"When I have problems back home, the boss tries to help," he said. "That's why I come every year. They are good people."
Melendez and the other carnival workers sleep in mobile bunkhouses they don't have to pay rent for. They pool money together to buy groceries and cook meals outside the bunkhouses.
"When we had a train coach, I would literally not be able to walk from one end of the coach to the other without my eyes watering," Weston said. "The food smelled fabulous."
'The family business'
Weston said the Mexicans who work at the carnival are family oriented and have caused few problems for the company.
They make up an important source of labor for the carnival, but not the only one. The others are people who grew up in the carnival life and military veterans, Strates said.
Steve Ianni was born into what he called "the family business." At age 30, carnival work is the only work he's known.
One of his jobs is "train master," in which he oversees the loading and unloading of the train that transports rides, concessions and other equipment.
Weston himself took up carnival life several years after he returned from Vietnam, where he served with the 101st Airborne and took part in the Tet Offensive. He was later diagnosed with post-traumatic stress disorder.
"Coming to Strates Shows probably saved this guy's life," Weston said of himself.
He likens his job to being the general manager of a construction company, in which a small community is put up and taken down every couple of weeks.
"I'm asked what keeps your interest in it, and I say it's the sheer magic of it all," Weston said. "When you can come into a paved area and in a matter of a few days erect a midway that consists of rides, landscaping, side shows and cotton candy, there's nothing like it."
The problem of politics
The political climate's current anti-illegal immigrant tenor is a concern to the carnival industry. A March 2017 Gallup Poll found 59 percent of Americans were worried "a great deal" or "fair amount" about illegal immigration. The industry would suffer greatly if foreign workers -- 7,000 of whom legally worked in the outdoor amusement business in 2016 -- were denied admission.

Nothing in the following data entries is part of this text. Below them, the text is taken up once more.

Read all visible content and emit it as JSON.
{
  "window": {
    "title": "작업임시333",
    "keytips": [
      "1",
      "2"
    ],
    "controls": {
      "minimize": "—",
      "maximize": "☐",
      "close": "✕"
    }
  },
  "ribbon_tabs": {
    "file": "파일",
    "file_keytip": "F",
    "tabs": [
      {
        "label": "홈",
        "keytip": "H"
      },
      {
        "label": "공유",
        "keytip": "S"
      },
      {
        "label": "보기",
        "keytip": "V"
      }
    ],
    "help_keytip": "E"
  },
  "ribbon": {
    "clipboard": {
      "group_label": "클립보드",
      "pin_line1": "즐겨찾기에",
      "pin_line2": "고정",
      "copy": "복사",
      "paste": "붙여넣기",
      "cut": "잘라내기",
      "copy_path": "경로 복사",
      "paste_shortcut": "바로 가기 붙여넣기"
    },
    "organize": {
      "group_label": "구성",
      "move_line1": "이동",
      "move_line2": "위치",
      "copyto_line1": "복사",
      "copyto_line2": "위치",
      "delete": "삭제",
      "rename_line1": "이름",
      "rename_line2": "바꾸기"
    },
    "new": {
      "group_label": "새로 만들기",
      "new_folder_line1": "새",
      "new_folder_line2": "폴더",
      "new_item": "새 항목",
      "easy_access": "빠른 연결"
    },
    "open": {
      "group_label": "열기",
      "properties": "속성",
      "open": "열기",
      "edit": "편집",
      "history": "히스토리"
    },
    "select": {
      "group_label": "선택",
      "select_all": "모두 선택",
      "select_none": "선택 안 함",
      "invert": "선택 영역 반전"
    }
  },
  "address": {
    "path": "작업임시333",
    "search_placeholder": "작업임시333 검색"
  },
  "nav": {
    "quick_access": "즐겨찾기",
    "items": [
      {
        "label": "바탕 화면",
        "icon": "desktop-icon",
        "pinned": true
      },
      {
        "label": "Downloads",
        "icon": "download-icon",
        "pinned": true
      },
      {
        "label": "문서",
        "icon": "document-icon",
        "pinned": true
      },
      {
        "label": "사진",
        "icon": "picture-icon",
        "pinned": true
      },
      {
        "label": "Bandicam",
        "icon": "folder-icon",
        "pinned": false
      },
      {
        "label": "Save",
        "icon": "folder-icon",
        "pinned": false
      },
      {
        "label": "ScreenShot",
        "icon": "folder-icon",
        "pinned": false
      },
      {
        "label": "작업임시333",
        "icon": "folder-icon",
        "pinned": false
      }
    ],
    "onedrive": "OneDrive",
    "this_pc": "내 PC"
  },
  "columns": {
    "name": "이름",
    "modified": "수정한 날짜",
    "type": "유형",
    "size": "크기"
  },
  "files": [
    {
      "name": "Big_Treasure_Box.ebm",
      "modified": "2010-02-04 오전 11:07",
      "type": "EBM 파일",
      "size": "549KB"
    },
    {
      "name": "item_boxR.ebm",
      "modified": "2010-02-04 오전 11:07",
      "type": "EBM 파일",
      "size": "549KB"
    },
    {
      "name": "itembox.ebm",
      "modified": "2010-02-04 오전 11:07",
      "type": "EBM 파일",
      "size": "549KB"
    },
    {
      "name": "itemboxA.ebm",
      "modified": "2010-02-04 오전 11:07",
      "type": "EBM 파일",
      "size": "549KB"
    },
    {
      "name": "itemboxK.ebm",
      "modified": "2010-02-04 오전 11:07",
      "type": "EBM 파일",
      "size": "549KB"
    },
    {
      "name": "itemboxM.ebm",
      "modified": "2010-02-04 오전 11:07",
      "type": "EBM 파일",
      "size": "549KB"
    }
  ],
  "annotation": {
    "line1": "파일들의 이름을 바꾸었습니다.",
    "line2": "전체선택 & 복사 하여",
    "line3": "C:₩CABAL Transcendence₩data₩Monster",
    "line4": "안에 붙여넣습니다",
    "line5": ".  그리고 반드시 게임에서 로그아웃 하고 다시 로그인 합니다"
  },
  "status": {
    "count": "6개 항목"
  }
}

Strates shows was fortunate this year to get its paperwork processed in one day, Jimmy Strates said. But not everyone in the business was so lucky.
"We did not experience a problem, but a lot of the industry did," Strates said.
Congress made it harder to get H-2B visas this year, and the amusement industry is hoping that isn't repeated in 2018.
When lawmakers allowed more foreign workers in May, President Trump's Mar-a-Lago resort and Trump National Golf Club in Florida applied for 76 of the slots, Vox reported.
"Trump brings in workers also from all over the world for his hotels," Weston said. "Not everyone wants to do those jobs, and they still have to be done."
Strates said carnivals will continue to need foreign workers regardless of how the political winds are blowing.
"The fact is we have a need for the work to be done, and these people have a need to go to work," Strates said. "We either have to get the American worker doing these jobs, or have the jobs performed by someone else."